July 1, 2015
The most obvious challenge of working with "big" data is that the volume can exceed what is feasible to compute with. Traditional methods can fail to scale up. Instead, we need new ways to scale state-of-the-art methods, or new methods with tractable computational complexity. Working in our favour is the fact that data often exhibits sparsity, and high support for important features. Speakers from across mathematics, statistics, machine learning and computer science will highlight techniques for scaling up to big data.
- Emmanuel Candes (Professor, Stanford University) [slides]
- Martin Wainwright (Professor, University of California at Berkeley) [slides]
- Alexander J. Smola (Researcher, Google and Professor, Carnegie Mellon University)
- Graham Cormode (Professor, University of Warwick) [slides]
The workshop will take place in the Mathematics and Statistics Department, Zeeman Building, at the University of Warwick. Talks will be held in MS.02. Travel information
Registration for this workshop has now closed.
The big data era has created a new scientific paradigm: collect data first, ask questions later. When the universe of scientific hypotheses that are being examined simultaneously is not taken account, inferences are likely to be false. The consequence is that follow up studies are likely not to be able to reproduce earlier reported findings or discoveries. This reproducibility failure bears a substantial cost and this talk is about new statistical tools to address this issue. Imagine that we observe a response variable together with a large number of potential explanatory variables, and would like to be able to discover which variables are truly associated with the response. At the same time, we need to know that the false discovery rate (FDR)---the expected fraction of false discoveries among all discoveries---is not too high, in order to assure the scientist that most of the discoveries are indeed true and replicable. We discuss the knockoff filter, a new variable selection procedure controlling the FDR in the statistical linear model whenever there are at least as many observations as variables. This method achieves exact FDR control in finite sample settings no matter the design or covariates, the number of variables in the model, and the amplitudes of the unknown regression coefficients, and does not require any knowledge of the noise level. This work is joint with Rina Foygel Barber.
A fundamental challenge in processing the massive quantities of information generated by modern applications is in extracting suitable representations of the data that can be stored, manipulated and interrogated on a single machine. A promising approach is in the design and analysis of compact summaries: data structures which capture key features of the data, and which can be created effectively over distributed data sets. Popular summary structures include the count distinct algorithms, which compactly approximate item set cardinalities, and sketches which allow vector norms and products to be estimated. These are very attractive, since they can be computed in parallel and combined to yield a single, compact summary of the data. This talk gives an overview of the concepts behind, and examples of, compact summaries.

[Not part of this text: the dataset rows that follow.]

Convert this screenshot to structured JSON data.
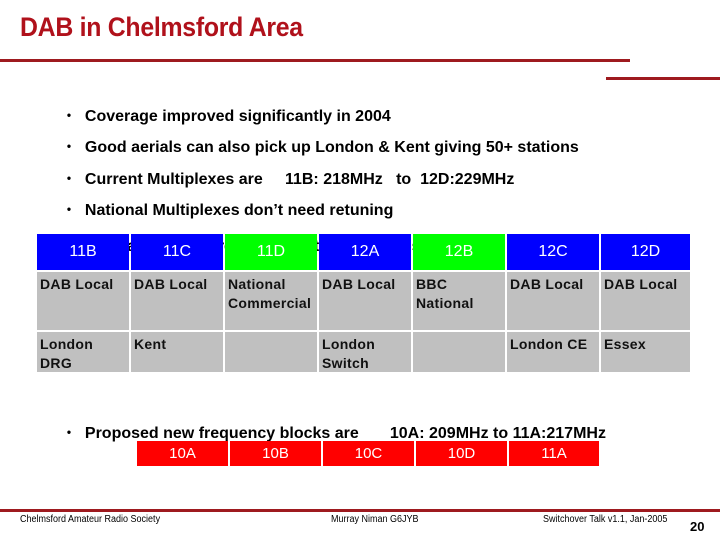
{
  "slide": {
    "title": "DAB in Chelmsford Area",
    "bullets": [
      {
        "text": "Coverage improved significantly in 2004"
      },
      {
        "text": "Good aerials can also pick up London & Kent giving 50+ stations"
      },
      {
        "text": "Current Multiplexes are     11B: 218MHz   to  12D:229MHz"
      },
      {
        "text": "National Multiplexes don’t need retuning",
        "sub": "- they are Single Frequency Networks - SFNs"
      }
    ],
    "multiplex_table": {
      "headers": [
        {
          "label": "11B",
          "color": "#0000ff"
        },
        {
          "label": "11C",
          "color": "#0000ff"
        },
        {
          "label": "11D",
          "color": "#00ff00"
        },
        {
          "label": "12A",
          "color": "#0000ff"
        },
        {
          "label": "12B",
          "color": "#00ff00"
        },
        {
          "label": "12C",
          "color": "#0000ff"
        },
        {
          "label": "12D",
          "color": "#0000ff"
        }
      ],
      "rows": [
        [
          "DAB Local",
          "DAB Local",
          "National\nCommercial",
          "DAB Local",
          "BBC\nNational",
          "DAB Local",
          "DAB Local"
        ],
        [
          "London\nDRG",
          "Kent",
          "",
          "London\nSwitch",
          "",
          "London CE",
          "Essex"
        ]
      ]
    },
    "proposed_bullet": "Proposed new frequency blocks are       10A: 209MHz to 11A:217MHz",
    "proposed_blocks": [
      "10A",
      "10B",
      "10C",
      "10D",
      "11A"
    ],
    "proposed_block_color": "#ff0000",
    "footer": {
      "left": "Chelmsford Amateur Radio Society",
      "center": "Murray Niman G6JYB",
      "right": "Switchover Talk v1.1, Jan-2005",
      "page_number": "20"
    },
    "accent_color": "#b0111b"
  }
}
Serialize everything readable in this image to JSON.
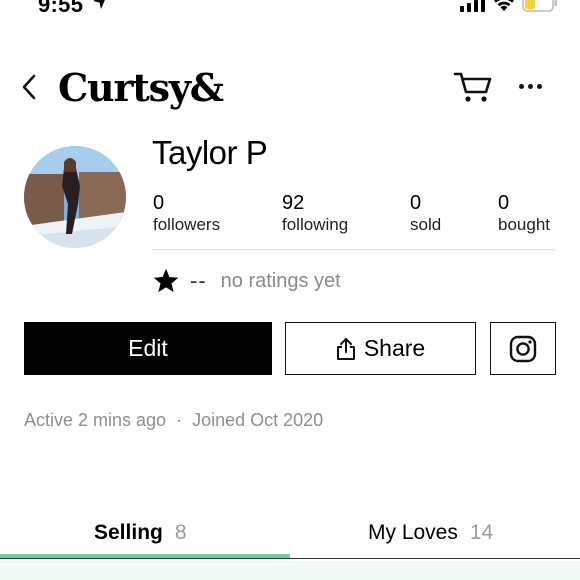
{
  "status_bar": {
    "time": "9:55"
  },
  "nav": {
    "logo": "Curtsy&"
  },
  "profile": {
    "name": "Taylor P",
    "stats": [
      {
        "value": "0",
        "label": "followers"
      },
      {
        "value": "92",
        "label": "following"
      },
      {
        "value": "0",
        "label": "sold"
      },
      {
        "value": "0",
        "label": "bought"
      }
    ],
    "rating_dash": "--",
    "rating_text": "no ratings yet",
    "active": "Active 2 mins ago",
    "separator": "·",
    "joined": "Joined Oct 2020"
  },
  "actions": {
    "edit_label": "Edit",
    "share_label": "Share"
  },
  "tabs": [
    {
      "label": "Selling",
      "count": "8"
    },
    {
      "label": "My Loves",
      "count": "14"
    }
  ],
  "colors": {
    "accent": "#6bd29b",
    "battery": "#f5d23a"
  },
  "icons": {
    "back": "chevron-left-icon",
    "cart": "cart-icon",
    "more": "more-dots-icon",
    "star": "star-icon",
    "share": "share-icon",
    "instagram": "instagram-icon"
  }
}
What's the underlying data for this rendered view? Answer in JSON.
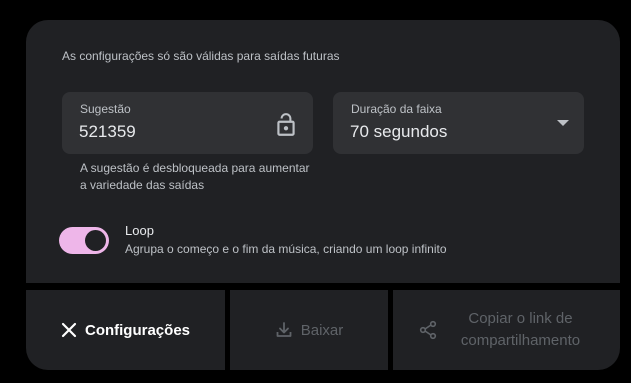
{
  "notice": "As configurações só são válidas para saídas futuras",
  "seed": {
    "label": "Sugestão",
    "value": "521359",
    "icon": "unlock-icon"
  },
  "duration": {
    "label": "Duração da faixa",
    "value": "70 segundos",
    "icon": "chevron-down-icon"
  },
  "seed_hint": "A sugestão é desbloqueada para aumentar a variedade das saídas",
  "loop": {
    "title": "Loop",
    "description": "Agrupa o começo e o fim da música, criando um loop infinito",
    "enabled": true
  },
  "actions": {
    "settings_label": "Configurações",
    "download_label": "Baixar",
    "share_label": "Copiar o link de compartilhamento"
  },
  "colors": {
    "toggle_on": "#eeb6e9",
    "panel": "#202124",
    "field": "#303134"
  }
}
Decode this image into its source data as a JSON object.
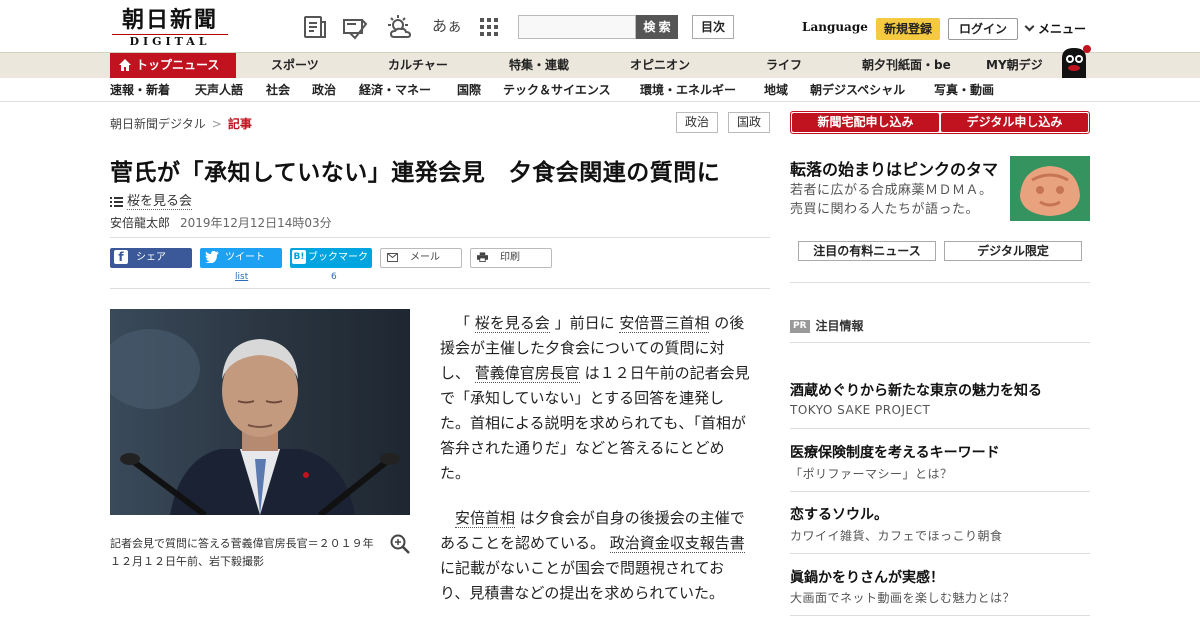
{
  "header": {
    "logo_main": "朝日新聞",
    "logo_sub": "DIGITAL",
    "search_button": "検 索",
    "contents_button": "目次",
    "language_link": "Language",
    "register_button": "新規登録",
    "login_button": "ログイン",
    "menu_button": "メニュー",
    "font_toggle_label": "あぁ"
  },
  "nav": {
    "active": "トップニュース",
    "items": [
      "スポーツ",
      "カルチャー",
      "特集・連載",
      "オピニオン",
      "ライフ",
      "朝夕刊紙面・be",
      "MY朝デジ"
    ]
  },
  "subnav": {
    "items": [
      "速報・新着",
      "天声人語",
      "社会",
      "政治",
      "経済・マネー",
      "国際",
      "テック＆サイエンス",
      "環境・エネルギー",
      "地域",
      "朝デジスペシャル",
      "写真・動画"
    ]
  },
  "breadcrumb": {
    "home": "朝日新聞デジタル",
    "separator": ">",
    "current": "記事"
  },
  "tags": [
    "政治",
    "国政"
  ],
  "article": {
    "headline": "菅氏が「承知していない」連発会見　夕食会関連の質問に",
    "topic": "桜を見る会",
    "author": "安倍龍太郎",
    "date": "2019年12月12日14時03分",
    "caption": "記者会見で質問に答える菅義偉官房長官＝２０１９年１２月１２日午前、岩下毅撮影",
    "p1": {
      "a": "「",
      "l1": "桜を見る会",
      "b": "」前日に",
      "l2": "安倍晋三首相",
      "c": "の後援会が主催した夕食会についての質問に対し、",
      "l3": "菅義偉官房長官",
      "d": "は１２日午前の記者会見で「承知していない」とする回答を連発した。首相による説明を求められても、「首相が答弁された通りだ」などと答えるにとどめた。"
    },
    "p2": {
      "l1": "安倍首相",
      "a": "は夕食会が自身の後援会の主催であることを認めている。",
      "l2": "政治資金収支報告書",
      "b": "に記載がないことが国会で問題視されており、見積書などの提出を求められていた。"
    }
  },
  "share": {
    "facebook": "シェア",
    "twitter": "ツイート",
    "hatena": "ブックマーク",
    "mail": "メール",
    "print": "印刷",
    "twitter_sub": "list",
    "hatena_count": "6"
  },
  "sidebar": {
    "home_delivery_button": "新聞宅配申し込み",
    "digital_button": "デジタル申し込み",
    "promo_title": "転落の始まりはピンクのタマ",
    "promo_sub": "若者に広がる合成麻薬ＭＤＭＡ。売買に関わる人たちが語った。",
    "paid_news_button": "注目の有料ニュース",
    "digital_only_button": "デジタル限定",
    "pr_badge": "PR",
    "pr_heading": "注目情報",
    "pr_items": [
      {
        "title": "酒蔵めぐりから新たな東京の魅力を知る",
        "sub": "TOKYO SAKE PROJECT"
      },
      {
        "title": "医療保険制度を考えるキーワード",
        "sub": "「ポリファーマシー」とは？"
      },
      {
        "title": "恋するソウル。",
        "sub": "カワイイ雑貨、カフェでほっこり朝食"
      },
      {
        "title": "眞鍋かをりさんが実感！",
        "sub": "大画面でネット動画を楽しむ魅力とは？"
      }
    ]
  },
  "colors": {
    "brand_red": "#c1121f",
    "nav_bg": "#ebe7dc",
    "register_yellow": "#f5c940",
    "facebook": "#3b5998",
    "twitter": "#1da1f2",
    "hatena": "#00a4de"
  },
  "icons": [
    "news-icon",
    "hand-note-icon",
    "weather-icon",
    "font-size-icon",
    "grid-menu-icon",
    "home-icon",
    "list-icon",
    "zoom-in-icon",
    "mail-icon",
    "print-icon",
    "facebook-icon",
    "twitter-icon",
    "hatena-icon",
    "mascot-icon"
  ]
}
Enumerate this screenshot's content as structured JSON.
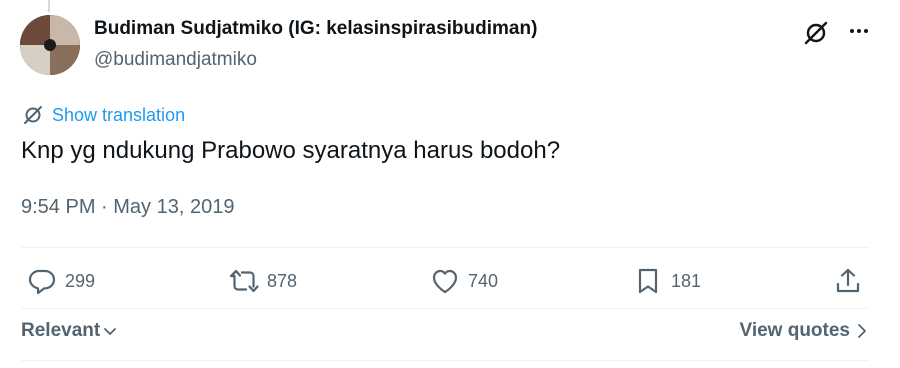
{
  "author": {
    "name": "Budiman Sudjatmiko (IG: kelasinspirasibudiman)",
    "handle": "@budimandjatmiko",
    "avatar_icon": "collage-avatar"
  },
  "header_actions": {
    "grok_icon": "grok-icon",
    "more_icon": "more-dots-icon"
  },
  "translation": {
    "label": "Show translation",
    "icon": "grok-icon"
  },
  "tweet": {
    "text": "Knp yg ndukung Prabowo syaratnya harus bodoh?",
    "timestamp": "9:54 PM · May 13, 2019"
  },
  "actions": {
    "replies": "299",
    "reposts": "878",
    "likes": "740",
    "bookmarks": "181"
  },
  "footer": {
    "sort_label": "Relevant",
    "view_quotes_label": "View quotes"
  },
  "colors": {
    "accent": "#1d9bf0",
    "text": "#0f1419",
    "secondary": "#536471"
  }
}
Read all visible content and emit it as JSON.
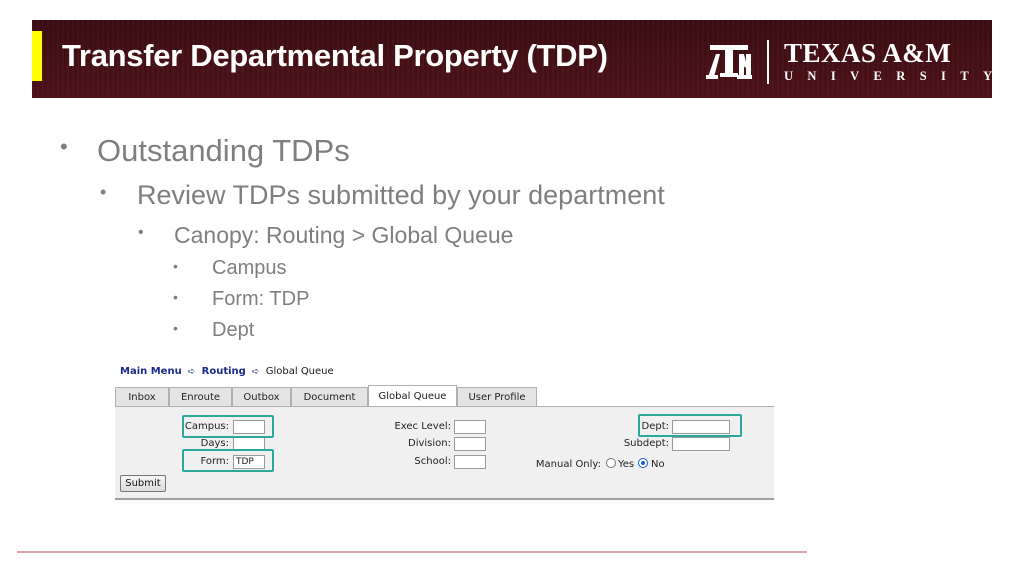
{
  "slide": {
    "title": "Transfer Departmental Property (TDP)",
    "logo": {
      "wordmark_line1": "TEXAS A&M",
      "wordmark_line2": "UNIVERSITY",
      "mark": "ATM"
    },
    "bullets": {
      "l1": "Outstanding TDPs",
      "l2": "Review TDPs submitted by your department",
      "l3": "Canopy: Routing > Global Queue",
      "l4": [
        "Campus",
        "Form: TDP",
        "Dept"
      ]
    },
    "colors": {
      "banner": "#4e1219",
      "accent_bar": "#ffff00",
      "highlight": "#2ba89a",
      "footer_line": "#d9a3aa"
    }
  },
  "app": {
    "breadcrumb": {
      "main_menu": "Main Menu",
      "routing": "Routing",
      "current": "Global Queue",
      "separator_icon": "arrow-right-icon"
    },
    "tabs": [
      {
        "label": "Inbox"
      },
      {
        "label": "Enroute"
      },
      {
        "label": "Outbox"
      },
      {
        "label": "Document"
      },
      {
        "label": "Global Queue"
      },
      {
        "label": "User Profile"
      }
    ],
    "form": {
      "campus_label": "Campus:",
      "campus_value": "",
      "days_label": "Days:",
      "days_value": "",
      "form_label": "Form:",
      "form_value": "TDP",
      "exec_level_label": "Exec Level:",
      "exec_level_value": "",
      "division_label": "Division:",
      "division_value": "",
      "school_label": "School:",
      "school_value": "",
      "dept_label": "Dept:",
      "dept_value": "",
      "subdept_label": "Subdept:",
      "subdept_value": "",
      "manual_only_label": "Manual Only:",
      "yes_label": "Yes",
      "no_label": "No",
      "manual_only_selected": "No"
    },
    "submit_label": "Submit"
  }
}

Sketches and other randomized projection schemes are generic tools for dimensionality reduction. In this talk, we discuss some recent developments in the use of sketching for obtaining fast but approximate solutions to various types of high-dimensional convex programs, ranging from relatively simple least-squares problems to more complex semidefinite programs. In the context of least-squares programs, we begin by proving that the standard version of least-squares sketching is highly suboptimal for solution approximation. Motivated by this deficiency, we propose a novel scheme known as the iterative Hessian sketch, and provide sharp bounds on its solution error. This scheme also has a generalization to arbitrary twice-differentiable objectives, leading to a randomized optimization algorithm known as the Newton sketch.
Based on joint work with Mert Pilanci and Yun Yang, UC Berkeley.
Random function classes offer an extremely versatile tool for describing nonlinearities, as they are commonly employed in machine learning. This ranges from compact summaries of distributions to nonlinear function expansions. We show that Bloom Filters, the Count-Min sketch, and a new family of Semidefinite Sketches can all be viewed as attempts at finding the most conservative solution of a convex optimization problem (and with matching guarantees) when querying properties of a distribution. Moreover, the sketches themselves prove useful, e.g. when representing high-dimensional functions, thus leading to the hash kernel for generalized linear models and recommender systems. Next we discuss random kitchen sinks and their accelerated variants, fastfood, a-la-carte and deep-fried convnets. They offer memory-efficient alternatives to incomplete matrix factorization and decomposition for kernel functions. Finally, we combine this approach with sketches, using Pagh's compressed matrix multiplication construction, yielding computationally efficient two-sample and independence tests.